Nicolas Cage is one of Hollywood’s most iconic actors, with his filmography including classics such as Face/Off, Con Air, Gone in 60 Seconds, and more recent movies like The Unbearable Weight of Massive Talent. However, we can’t forget a certain feature from 2004...
National Treasure may not be on everyone’s top five list of Nic Cage films, but it probably should be. It’s a downright wacky adventure with a bit of American history added in, which sounds a little dull perhaps, but it’s anything but.
The feature follows Ben Gates (Cage), full name Benjamin Franklin Gates, a treasure hunter who, since he was a child, has had his eye on a lost treasure that could change the course of the future.
As he grows older, Ben gets the incredible opportunity to find The Charlotte, a long-lost ship that he’s sure lies in the middle of a frozen tundra, which contains either the treasure he’s been searching for, or yet another clue.
After a stretch of clues, Ben and his team, which includes Ian Howe (Sean Bean) and Riley Poole (Justin Bartha), discover that the ship is simply going to point them in yet another direction. While Ian is disappointed, Ben only sees more adventure to be had.
Ian, tired of Ben’s wild goose chase, threatens to kill him and Riley if Ben doesn’t give up the information he needs. After Ben and Riley escape, the two embark on their own adventure to prevent Ian from finding the treasure first.
However, much to Riley’s dismay, Ben realises that Ian will attempt to steal the Declaration of Independence in order to find the treasure, as there is an undiscovered map on the back.
Ben sees that the only way to stop Ian from taking the Declaration, is for him and Riley to steal it first, paving way for the iconic line “I’m gonna steal the Declaration of Independence", spoken by Cage.
So, now Ben and Riley, joined by a surprise tag-along, must steal one of history’s most significant documents in order to save it, as well as the treasure it will lead to.
National Treasure is a fun and rather exciting movie, as Cage leads the way to the past in order to save the future.
Cage was definitely the right choice to play Ben, as the character is somewhat egotistical, but not in a horrible way; he simply knows he’s the smartest guy in the room, which creates some hilarious exchanges between him and Riley.
A lot of the comedic aspect comes from Ben’s sense of authority almost, and his dry humour when it comes to knowing all the answers. Plus, he and Riley have a great rapport that sees little exchanges and lines that definitely cause a laugh or two.
It is also somewhat hilarious to see Ben always know the answer, and watch him take the lead on everything as he answers without thinking or letting anyone else take a shot.
It may come across as slightly obnoxious, but it’s still funny to watch Riley roll his eyes at Ben in almost every scene, and Abigail Chase (Diane Kruger), who works at the museum where the Declaration was stolen (and who has joined the duo on their mission), smirk at his comments.

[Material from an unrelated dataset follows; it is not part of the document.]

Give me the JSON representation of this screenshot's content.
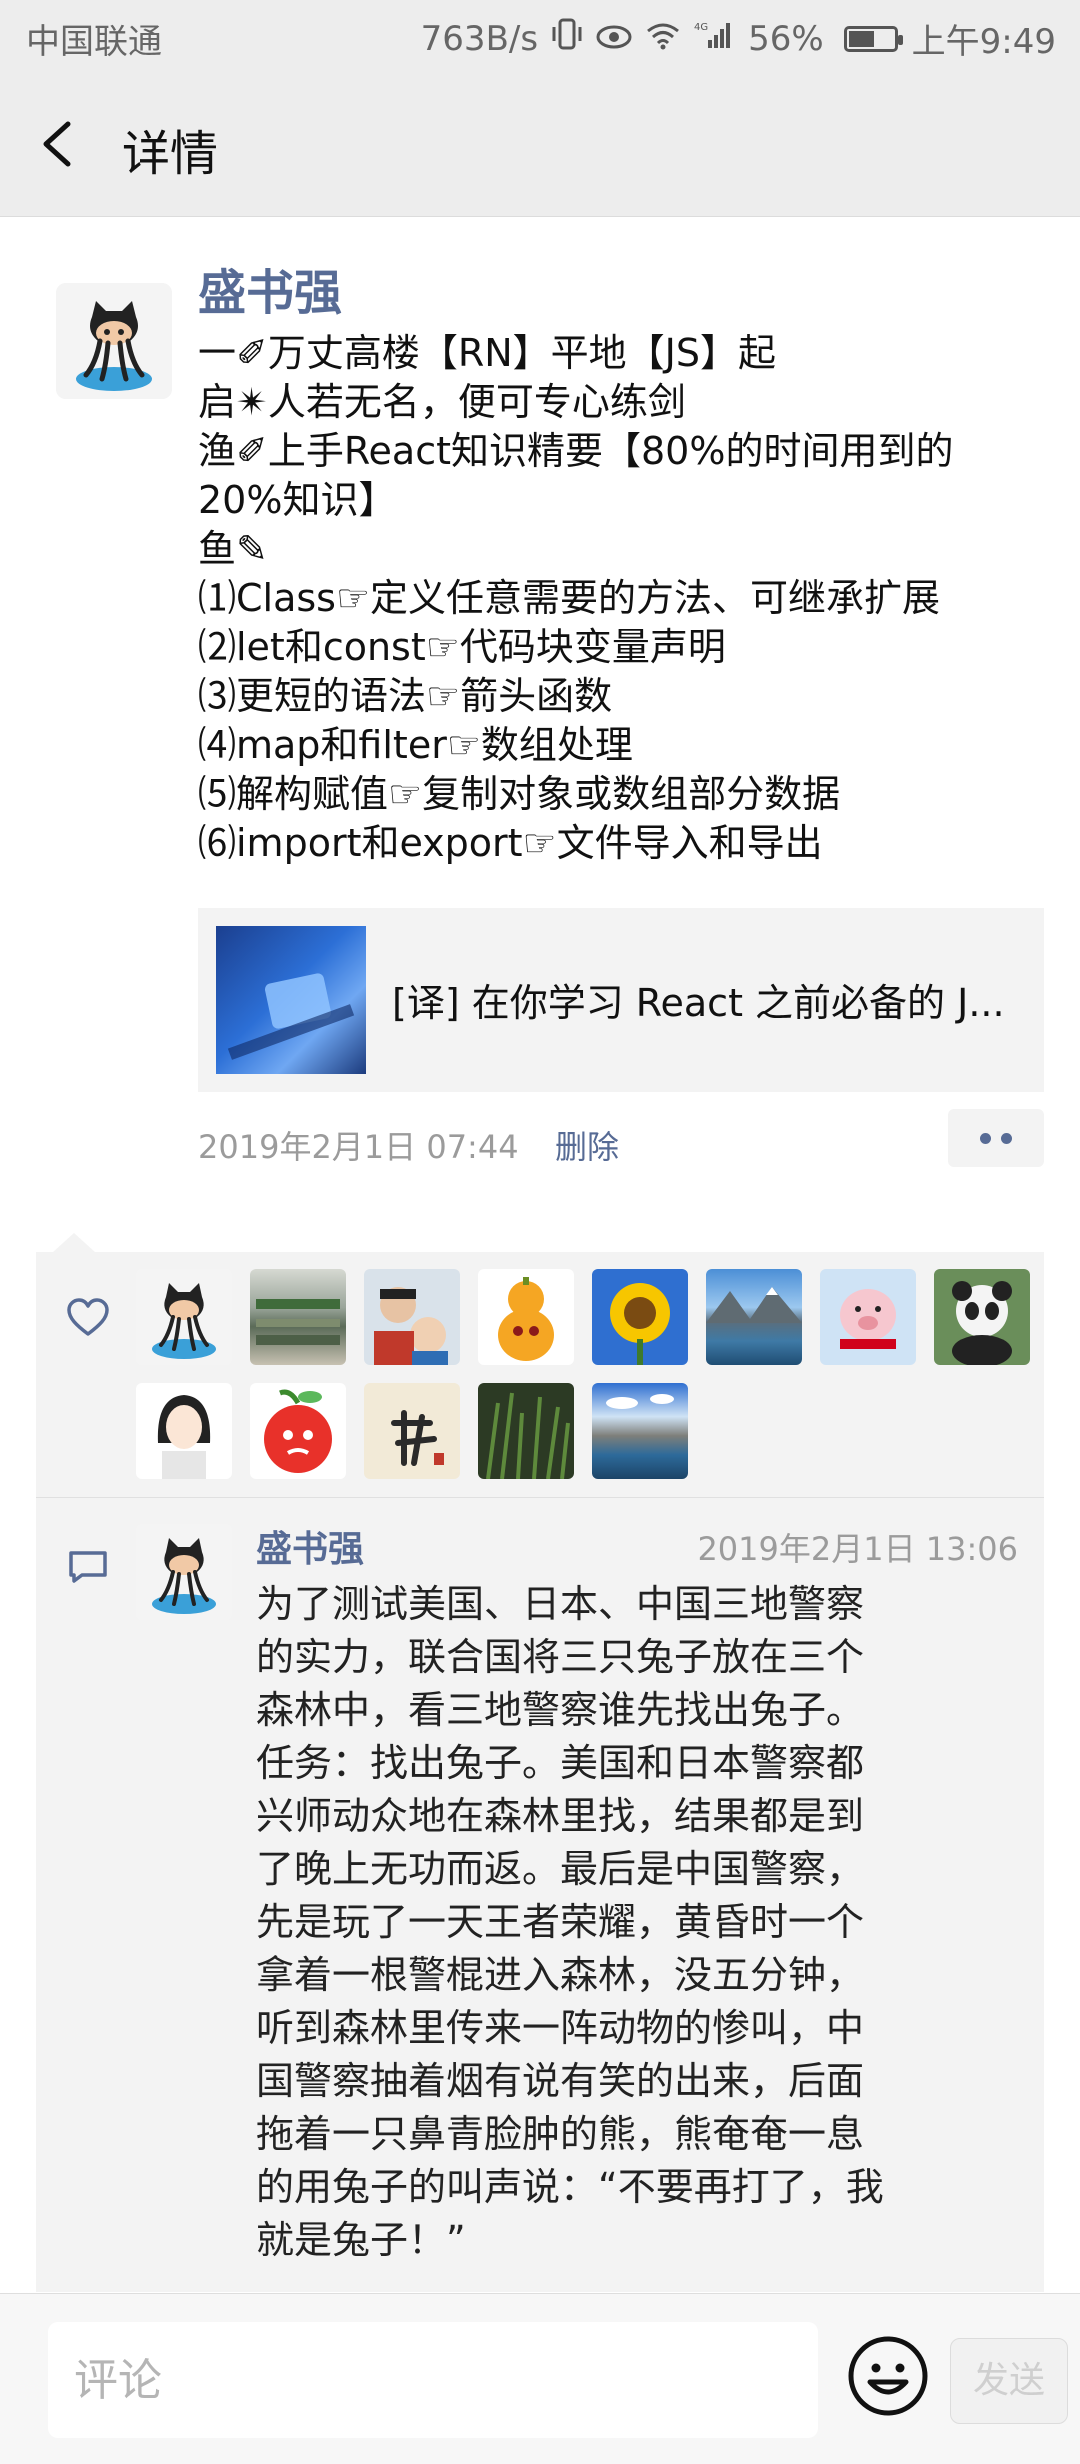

As well as Cage and Bartha’s brilliant relationship within the movie, the narrative is what really lets them shine.
The plot is somewhat complex, but has a clear path and some surprises along the way. Each clue that Ben and his friends find might be the last, but it seems to be going on forever, causing Riley, who has been with Ben for years, to become slightly disheartened.
Despite each clue leading somewhere, it also seems like the team come to multiple dead ends. That is, until Ben sees something no one else does.
While each clue reveals itself, Ben gives a little bit of history on them, which is genuinely interesting. These scenes become humorous more often than not, when Riley chimes in with something Ben already knows.
As well as missing treasure, multiple clues, and a threesome all invested in the same goal, Ben must find a way to beat Ian to the punch, as he is following the trio closely.
National Treasure combines a bit of history, a great cast lead by Cage, and a ticking timebomb scenario that amps up the thrills; it’s a must-see, for sure.
It is also perfectly paced, as within perhaps 45 minutes into the two-hour film the chase is already on. We know the base of the plot rather quickly, letting the action and suspense take the lead.
Everything is explained to the audience in the form of Ben explaining to Abigail and Riley the importance of each clue and what it is, which is actually very interesting, and serves to move the plot further along.
National Treasure is worth a watch for Cage alone, but the easy-to-understand yet somewhat complex plot, the supporting cast, bits of history added in, as well as danger and a rush to the finish makes this a comedic, action-packed feature that should definitely be on your watch list; it’s a definite guilty pleasure.
Watch the trailer for National Treasure below:
Written by Melissa, who you can follow on Twitter @melissajournal